 So I spent the weekend just gone in Kerry once again. This county has treated me well over the last few years, and I gave it a good bashing once again. Karen was extremely patient as always, but I wasn't able to disguise my disgust that I didn't produce much in some of the most favourable conditions I've had while I've been out there. Yes, a couple of Buff-breasted Sands would be classed as a good day back in England, but the stakes are raised out west. Carrahane Strand seems to be second only to Tacumshin for these beauties, and it was pretty predictable that I'd see a couple of them. This weekend's birds were rather elusive, favouring the masses of Dunlin so it wasn't quite as easy to get a close approach as in some years - when I've had half a dozen of them running around my feet.
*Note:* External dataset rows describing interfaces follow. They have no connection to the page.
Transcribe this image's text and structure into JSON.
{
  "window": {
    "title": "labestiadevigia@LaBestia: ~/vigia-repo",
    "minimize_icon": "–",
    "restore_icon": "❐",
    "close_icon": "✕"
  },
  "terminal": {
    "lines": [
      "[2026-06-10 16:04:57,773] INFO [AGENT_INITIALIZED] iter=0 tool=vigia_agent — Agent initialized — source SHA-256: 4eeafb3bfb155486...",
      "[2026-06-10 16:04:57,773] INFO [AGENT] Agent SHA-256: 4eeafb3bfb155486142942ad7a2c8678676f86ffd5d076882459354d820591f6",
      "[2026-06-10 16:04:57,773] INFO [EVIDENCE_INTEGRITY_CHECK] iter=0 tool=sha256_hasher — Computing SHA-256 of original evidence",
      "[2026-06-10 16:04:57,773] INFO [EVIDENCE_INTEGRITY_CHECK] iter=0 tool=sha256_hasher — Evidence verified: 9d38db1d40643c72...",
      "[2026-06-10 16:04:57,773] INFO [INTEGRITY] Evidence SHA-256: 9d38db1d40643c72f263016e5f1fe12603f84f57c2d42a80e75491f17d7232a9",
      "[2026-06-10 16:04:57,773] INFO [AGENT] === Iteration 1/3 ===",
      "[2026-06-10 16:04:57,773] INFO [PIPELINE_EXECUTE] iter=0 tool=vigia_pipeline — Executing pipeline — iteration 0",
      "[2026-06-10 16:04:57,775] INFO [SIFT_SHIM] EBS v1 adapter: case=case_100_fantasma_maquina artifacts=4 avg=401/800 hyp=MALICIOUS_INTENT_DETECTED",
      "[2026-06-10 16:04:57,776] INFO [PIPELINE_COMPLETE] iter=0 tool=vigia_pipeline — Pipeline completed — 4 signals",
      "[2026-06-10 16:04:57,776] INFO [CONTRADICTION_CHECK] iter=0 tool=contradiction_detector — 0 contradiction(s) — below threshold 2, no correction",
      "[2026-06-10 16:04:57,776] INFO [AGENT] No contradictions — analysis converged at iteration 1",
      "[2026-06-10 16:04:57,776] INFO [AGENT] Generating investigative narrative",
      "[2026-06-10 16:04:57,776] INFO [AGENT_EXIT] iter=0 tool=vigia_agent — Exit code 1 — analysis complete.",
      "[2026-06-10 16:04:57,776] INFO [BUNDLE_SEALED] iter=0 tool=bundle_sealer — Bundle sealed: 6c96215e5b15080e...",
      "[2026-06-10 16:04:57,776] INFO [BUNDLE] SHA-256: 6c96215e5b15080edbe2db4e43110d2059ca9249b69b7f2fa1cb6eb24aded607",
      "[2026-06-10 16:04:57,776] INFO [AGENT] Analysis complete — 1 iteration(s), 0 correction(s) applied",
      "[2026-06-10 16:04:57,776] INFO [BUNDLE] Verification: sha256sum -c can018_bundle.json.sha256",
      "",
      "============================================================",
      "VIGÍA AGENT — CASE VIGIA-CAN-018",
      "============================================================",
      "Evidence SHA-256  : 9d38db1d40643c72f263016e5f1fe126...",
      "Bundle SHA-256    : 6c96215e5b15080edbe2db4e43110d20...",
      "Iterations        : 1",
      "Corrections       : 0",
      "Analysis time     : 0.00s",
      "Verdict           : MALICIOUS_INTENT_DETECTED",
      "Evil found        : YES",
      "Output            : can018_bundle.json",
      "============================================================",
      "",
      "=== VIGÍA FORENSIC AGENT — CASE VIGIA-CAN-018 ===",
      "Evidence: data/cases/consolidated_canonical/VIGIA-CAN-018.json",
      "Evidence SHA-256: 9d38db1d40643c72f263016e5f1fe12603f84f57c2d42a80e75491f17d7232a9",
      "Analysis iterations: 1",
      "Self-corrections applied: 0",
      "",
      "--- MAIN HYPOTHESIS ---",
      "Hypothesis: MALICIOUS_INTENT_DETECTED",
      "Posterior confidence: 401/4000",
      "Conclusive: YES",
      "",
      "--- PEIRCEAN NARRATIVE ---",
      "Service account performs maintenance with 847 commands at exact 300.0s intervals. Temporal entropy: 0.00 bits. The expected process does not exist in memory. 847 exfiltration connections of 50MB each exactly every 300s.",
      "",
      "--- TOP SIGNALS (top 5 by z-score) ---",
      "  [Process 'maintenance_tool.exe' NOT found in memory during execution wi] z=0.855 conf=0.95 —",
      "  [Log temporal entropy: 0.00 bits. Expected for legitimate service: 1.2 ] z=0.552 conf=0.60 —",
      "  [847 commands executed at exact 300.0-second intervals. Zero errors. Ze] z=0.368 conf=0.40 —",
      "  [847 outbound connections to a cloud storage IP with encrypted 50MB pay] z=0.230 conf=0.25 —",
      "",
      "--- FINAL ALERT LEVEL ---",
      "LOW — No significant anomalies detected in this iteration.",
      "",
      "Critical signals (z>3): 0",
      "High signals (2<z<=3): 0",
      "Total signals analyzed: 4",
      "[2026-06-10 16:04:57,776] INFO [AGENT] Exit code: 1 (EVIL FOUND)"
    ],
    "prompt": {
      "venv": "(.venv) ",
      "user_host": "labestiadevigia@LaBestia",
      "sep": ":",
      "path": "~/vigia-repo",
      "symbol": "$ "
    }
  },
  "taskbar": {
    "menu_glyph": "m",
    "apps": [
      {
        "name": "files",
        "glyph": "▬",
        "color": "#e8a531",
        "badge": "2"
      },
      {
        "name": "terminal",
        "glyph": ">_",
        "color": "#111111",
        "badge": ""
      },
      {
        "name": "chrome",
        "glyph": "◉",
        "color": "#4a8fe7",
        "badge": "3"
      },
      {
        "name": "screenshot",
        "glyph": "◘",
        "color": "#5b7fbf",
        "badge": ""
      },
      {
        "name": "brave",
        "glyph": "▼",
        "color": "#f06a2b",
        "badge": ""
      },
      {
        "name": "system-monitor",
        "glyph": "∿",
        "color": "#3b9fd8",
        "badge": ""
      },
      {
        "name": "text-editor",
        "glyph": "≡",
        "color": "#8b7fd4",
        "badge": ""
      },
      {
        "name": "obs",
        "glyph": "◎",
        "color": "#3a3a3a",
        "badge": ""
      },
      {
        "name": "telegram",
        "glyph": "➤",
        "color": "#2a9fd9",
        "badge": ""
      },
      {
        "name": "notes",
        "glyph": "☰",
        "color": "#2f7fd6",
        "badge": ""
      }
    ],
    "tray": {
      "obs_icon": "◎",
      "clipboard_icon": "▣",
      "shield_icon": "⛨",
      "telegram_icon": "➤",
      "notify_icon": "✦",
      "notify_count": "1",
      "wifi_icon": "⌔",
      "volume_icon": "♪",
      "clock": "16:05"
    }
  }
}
Buff-breasted Sands at Carrahane... to be expected in September
Carrahane Strand

I stayed in Tralee, a decent base to explore either Dingle or The Iveragh, and a better base for Carrahane, Black Rock and Blennerville. All places I've had success at in the past. And I opted for Dingle on both days - keep the faith is something I've said a lot of times about the place. You'll go there and there'll be very few waders about but the quality always strikes. So I kept the faith and scoured Ferriter's Cove, Smerwick Harbour, Ventry, Burnham Lagoon and Trabeg at varying tidal states. 5 non-descript waders flying in off the bay at Ventry should have been Buff-b's but the blighters were Ruff; and a further 2 Ruff were found roosting on the beach at Smerwick - only to be replaced by a juv Semipalmated Sandpiper the day after (yesterday), presumably courtesy of Katia.
Semipalmated Sandpiper, Ventry - back in the day
Baird's Sandpiper, Black Rock Strand - back in the day
Bring on next weekend!